James Durbin’s exit helps American Idol march toward an even more mediocre finale

James Durbin was voted out of American Idol 10 last night in what has been compared to a shocker on the level of Chris Daughtry’s elimination, but is really just the elimination that elicited the biggest shrug.

James’ exit leaves bland Scotty McCreery, bland Lauren Alaina, and bland Haley Reinhart, who received some of the judges’ only criticism all season on Wednesday, which probably helped save her.

I’m totally uninvested in this season at this point, so I’m not as outraged or saddened as some people are, but it is clear that James was the most interesting singer left, if only because his screams have been accompanied by some decent performances and theatrical presentations, which are good at least for a laugh, and sometimes genuine entertainment.

James, however, was hurt and upset, perhaps in part because the audience reacted to Scotty’s safety (cheering and applauding) rather than his elimination (there were no audible boos or verbal expressions of shock). He was even kind of bitter. “I did so much stuff that’s never been done on this show before,” he said through tears. “I did what I came here to do, which was give metal a chance.”

Meanwhile, the results show featured a number of performances, including duets with the four finalists that highlighted one of the ways American Idol is inferior to The Voice.
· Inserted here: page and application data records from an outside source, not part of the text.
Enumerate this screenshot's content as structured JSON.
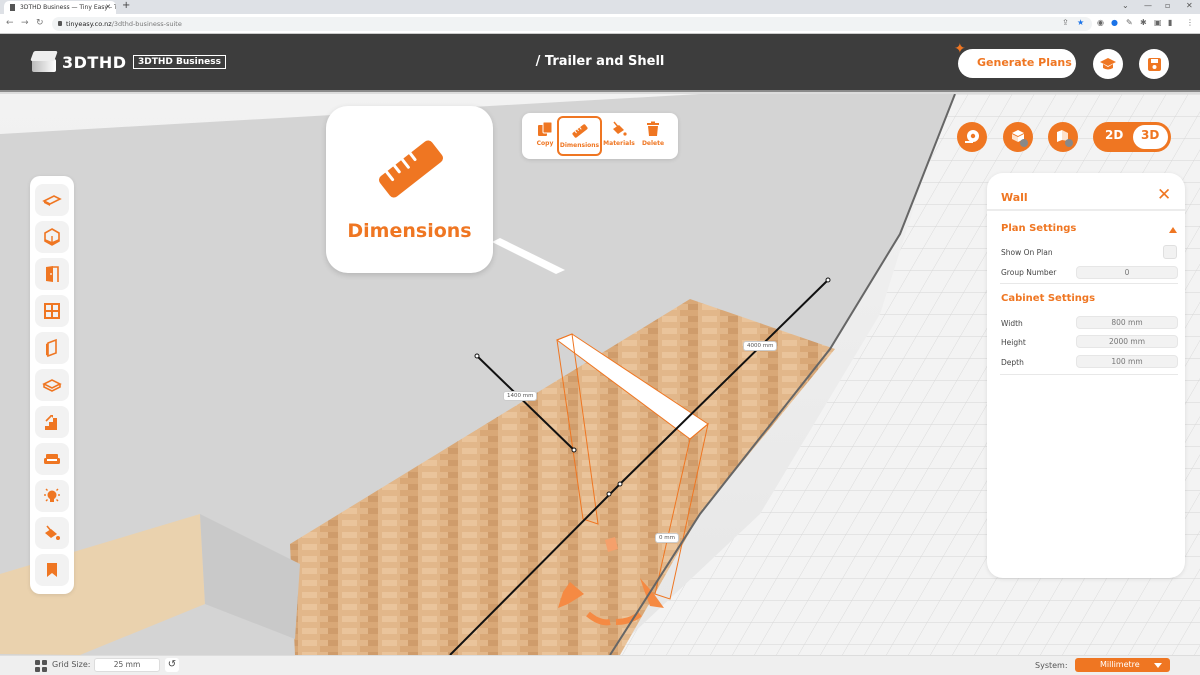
{
  "browser": {
    "tab_title": "3DTHD Business — Tiny Easy - Ti",
    "url_domain": "tinyeasy.co.nz",
    "url_path": "/3dthd-business-suite"
  },
  "header": {
    "logo_text": "3DTHD",
    "business_badge": "3DTHD Business",
    "title": "/ Trailer and Shell",
    "generate_plans_label": "Generate Plans",
    "tutorial_icon": "graduation-cap-icon",
    "save_icon": "save-icon"
  },
  "tool_preview": {
    "label": "Dimensions",
    "icon": "ruler-icon"
  },
  "context_toolbar": {
    "items": [
      {
        "label": "Copy",
        "icon": "copy-icon",
        "active": false
      },
      {
        "label": "Dimensions",
        "icon": "ruler-icon",
        "active": true
      },
      {
        "label": "Materials",
        "icon": "paint-bucket-icon",
        "active": false
      },
      {
        "label": "Delete",
        "icon": "trash-icon",
        "active": false
      }
    ]
  },
  "view_controls": {
    "buttons": [
      "tape-measure-icon",
      "show-walls-icon",
      "hide-walls-icon"
    ],
    "toggle": {
      "option_2d": "2D",
      "option_3d": "3D",
      "selected": "3D"
    }
  },
  "side_toolbar": {
    "items": [
      "floor-icon",
      "shell-icon",
      "door-icon",
      "window-icon",
      "wall-panel-icon",
      "platform-icon",
      "stairs-icon",
      "furniture-icon",
      "lighting-icon",
      "materials-icon",
      "bookmark-icon"
    ]
  },
  "properties_panel": {
    "title": "Wall",
    "plan_settings": {
      "title": "Plan Settings",
      "show_on_plan_label": "Show On Plan",
      "show_on_plan_checked": false,
      "group_number_label": "Group Number",
      "group_number_value": "0"
    },
    "cabinet_settings": {
      "title": "Cabinet Settings",
      "width_label": "Width",
      "width_value": "800 mm",
      "height_label": "Height",
      "height_value": "2000 mm",
      "depth_label": "Depth",
      "depth_value": "100 mm"
    }
  },
  "scene": {
    "dimension_labels": [
      "1400 mm",
      "4000 mm",
      "0 mm"
    ]
  },
  "status_bar": {
    "grid_size_label": "Grid Size:",
    "grid_size_value": "25 mm",
    "system_label": "System:",
    "system_value": "Millimetre"
  },
  "colors": {
    "accent": "#ef7622",
    "header_bg": "#3d3d3d"
  }
}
Oh, and Ryan Seacrest fell off the stage trying to slap one of Enrique Iglesias’ balls.

Surprisingly, man not eaten alive on Eaten Alive

Eaten Alive

Discovery Channel’s happy family holiday special Eaten Alive aired Sunday, rewarding viewers for their two full hours of viewing by ensuring that they spent quality time in the company of others instead of wasting that time doing something else that might not have been as satisfying, such as buying things that have labels which accurately reflect their contents.


Winter 2015 reality TV debut schedule

winter 2015 reality TV schedule

Mark your calendars with all these upcoming reality TV show debuts, including Celebrity Apprentice, The Bachelor, and another season of MasterChef Junior, all of which kick off in early January.

There are also 20+ shows debuting in December--including the one-off return of The Sing Off. No winter break for reality TV.

about the writer

Andy Dehnart is a journalist who has covered reality television for more than 15 years and created reality blurred in 2000. A member of the Television Critics Association, his writing and criticism about television, culture, and media has appeared on NPR and in Playboy, Buzzfeed, and many other publications. Andy, 36, also directs the journalism program at Stetson University in Florida, where he teaches creative nonfiction and journalism. He has an M.F.A. in nonfiction writing and literature from Bennington College. More about reality blurred and Andy.